He said that this factor — combined with the Everyman’s lesser reliance on blockbusters — explained why it was “outperforming the market”. Its losses before tax narrowed to £798,000 in the six months to June 30, down from a hefty £9.19mn loss in the same period a year earlier.
Similarly, Texas-headquartered Alamo Drafthouse Cinema, which serves full meals with screenings, is expanding to five new locations over the next 18 months across the US after emerging from Chapter 11 bankruptcy.
“Dine-in cinema is punching above its weight class,” said Shelli Taylor, Alamo chief executive, pointing to how it is the most rapidly growing type of movie theatre in the US.
But Tim Richards, chief executive of Vue, Europe’s biggest privately owned operator, which resorted to a debt-for-equity swap over summer to stay afloat, insists that the more traditional cinema industry is not in need of a “drastic overhaul” but it is in “waiting mode” for a raft of new blockbusters.
This winter should mark a turning point, said Comescore’s Dergarabedian. About 15 per cent of this year’s takings are riding on a winter film slate of Black Adam, Black Panther: Wakanda Forever and Avatar: The Way of Water, according to box office forecaster Cinelytics.
The number of films billed for release in more than 2,000 locations across the US next year is closer to the 2019 level of 112 wide releases, according to Comscore. There are currently 84 films scheduled in 2023, up from 73 movies this year, and the final figure is expected to be higher.
“This is a short term issue,” added Vue’s Richards. He said the movie studios had “without exception” supported the traditional business model of theatrical release windows before films move to streaming platforms and that they had “started to greenlight a glut of films a year ago”. “The problems will ease,” he stressed.
However, industry experts are more concerned over a lack of mid-budget movies that keep a constant flow of audiences coming into cinemas. In recent months, operators have had to buy film rights off streaming services to plug the shortfall.
Shawn Robbins, chief analyst at Box Office Pro, predicted it will take time before the total of yearly releases, which amounted to 792 titles in North America in 2019, reaches pre-pandemic levels. “We know the blockbusters — cash cows of the industry — are coming, but there needs to be more of the low to mid-tier releases, like adult-driven dramas, comedies and horror films,” said Robbins. “We really need to start seeing more of them before the recovery is anywhere near complete.”
Operators, meanwhile, stress they cannot afford to be complacent even as film production picks up. “It’s about how do we innovate, how do we engage and how do we entertain without standing still,” said Scrimgeour. Everyman has had a big push into live events cinema in recent years, he added.

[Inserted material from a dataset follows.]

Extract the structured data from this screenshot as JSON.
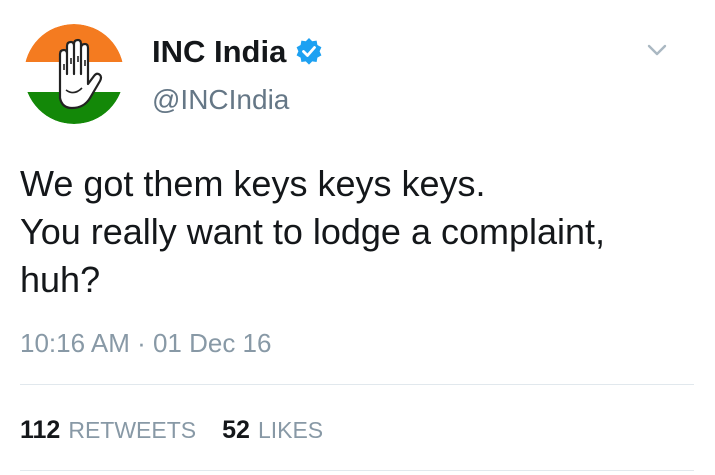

In 2019, admissions figures were broadly flat compared with the early 2000s and instead all the growth in the cinema industry has been fuelled by price inflation. Tobias Queisser, Cinelytics CEO and co-founder, thinks pre-pandemic revenues “will take time to return”, predicting it may take until 2025 at the earliest.
“Year-by-year box office gains have all been ticket price inflation and after the pandemic there is even more distinction between what consumers want to see in theatres vs at home,” said Queisser.
“Cinemas’ main competition isn’t Netflix, it’s other out-of-home options, and there’s a lot of stuff you can do nowadays from laser quest to golf to escape rooms,” said Omdia’s Hancock. “You have to compete with all that on price and experience.”